Socialism is back

An insightful interview in Frontline with the Egyptian economist Samir Amin.

The dominant view in the media and in policymaking circles is that the current financial crisis is the result of undue deregulation and the greed of a few in Wall Street. We feel that we need to go beyond the superficial and descriptive framing of the crisis and understand it historically and politically. What is your analysis?

The financial collapse is only the tip of the iceberg. Under the surface there is a deep crisis of accumulation of capital in the real productive economy, and deeper even there is a systemic crisis of capitalism itself. Let us look at the tip of the iceberg first – the so-called financial crisis. This is not the result of mistakes or irresponsibilities of the banking system operating freely in a deregulated environment. This flawed analysis gives the impression that if regulations are put in place the crisis will be corrected. This has been the expected response of the G-20 in Washington, D.C. And this should not be surprising since the G-20’s feeble declaration has been prepared beforehand by the International Monetary Fund [IMF] in concert with the G8.

I would like to submit another vision of this crisis, and for this we have to get rid of the notion of seeing this as a result of neoliberal globalisation. This is limiting because it is descriptive and not analytical. The reality of the current system is the extreme centralisation of capital and a limited number of large oligopolies, some 5,000 in number across the world, that control power at the global, regional and national levels. It is their decisions that are shaping the world. We are at a level of centralisation that is far higher and stronger than we were just 50 years ago. This extreme centralisation of capital has led to a fundamental shift in the logic of the management of the system – instead of investing in the productive economy to produce surplus value, of course with the exploitation of labour, the focus is now on the struggle to redistribute the profits of that surplus value between the oligopolies. This redistribution of profits among them is done through financial investments. Each one of them tries to widen its sphere of financial investment in order to redistribute the profits in its favour. These profits are of another nature – they are monopoly rents.

Comments

  1. #1 Russell
    December 22, 2008

    Every economic downturn since the late 19th century has been labeled by socialists as the crisis that would bring down capitalism. True socialists are much like creationists. They refuse to believe that variation and selection can produce innovation. Their views are driven by how they think things [i]ought[/i] to be rather than by evidence. And they will always be around.

  2. #2 bob koepp
    December 22, 2008

    Maybe it’s time to move beyond the tired old socialism vs capitalism debate and accept what reasonable people have been saying since, oh, 1930 or thereabouts — a mixed economy is what’s needed. There’s still plenty to argue about, of course, since mixed economies can take a variety of forms and reflect very different prioritizations.

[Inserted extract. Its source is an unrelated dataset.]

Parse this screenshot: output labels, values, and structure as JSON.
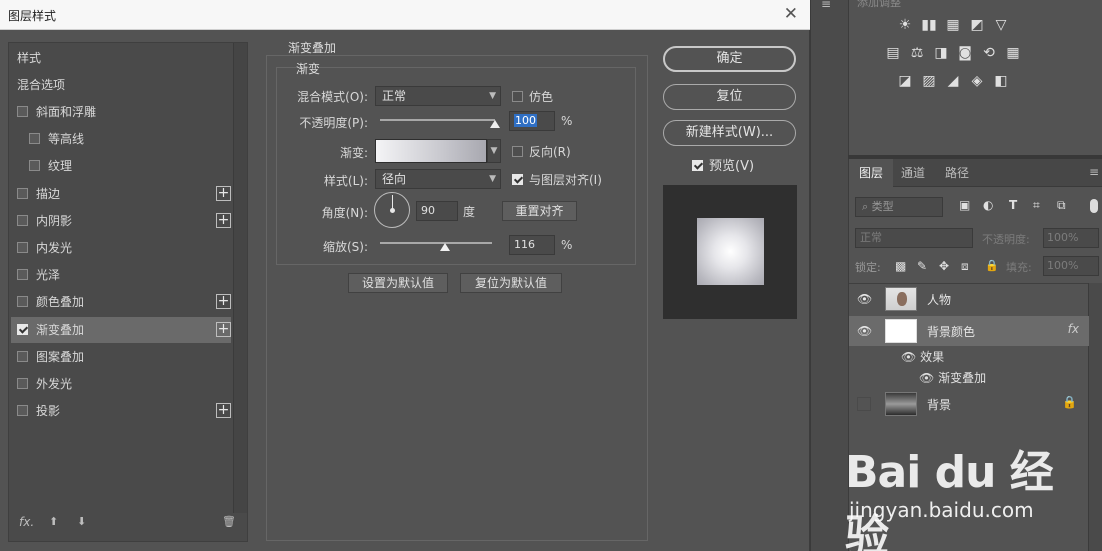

    BTW, while deregulation and the greed of a few(?) on Wall Street has played a major role in precipitating our current financial mess, lets not ignore the many non-Wall Streeters whose greed also played a significant role. Stupid people who rushed to get onboard with “deals too good to be true” are responsible for their own stupid choices.

  3. #3 Russell
    December 22, 2008

    There’s an interesting semantic issue in the call for a mixed economy. The economy, of course, always has been mixed. It couldn’t much be any other way. The notion of a “pure” capitalism, unadulterated by government influence, is as much myth as the philosopher’s stone. If socialists are economic creationists, then the free market fundamentalists are the economic homeopaths.

  4. #4 Kapitano
    December 25, 2008

    we have to get rid of the notion of seeing this as a result of neoliberal globalisation

    True socialists are much like creationists. They refuse to believe that variation and selection can produce innovation.

    time to move beyond the tired old socialism vs capitalism

    Oh, what a lot of strawmen.

  5. #5 Jacob
    January 5, 2009

    I can’t help but notice that the world is much richer, much more pleasant for the average man than it was 50 years ago. Maybe the change in world financial structures increases the risk of short-run fluctuations. But maybe that price is worth paying for the economic benefits. Maybe there is no perfect system with constant growth and zero fluctuations.

New comments have been temporarily disabled. Please check back soon.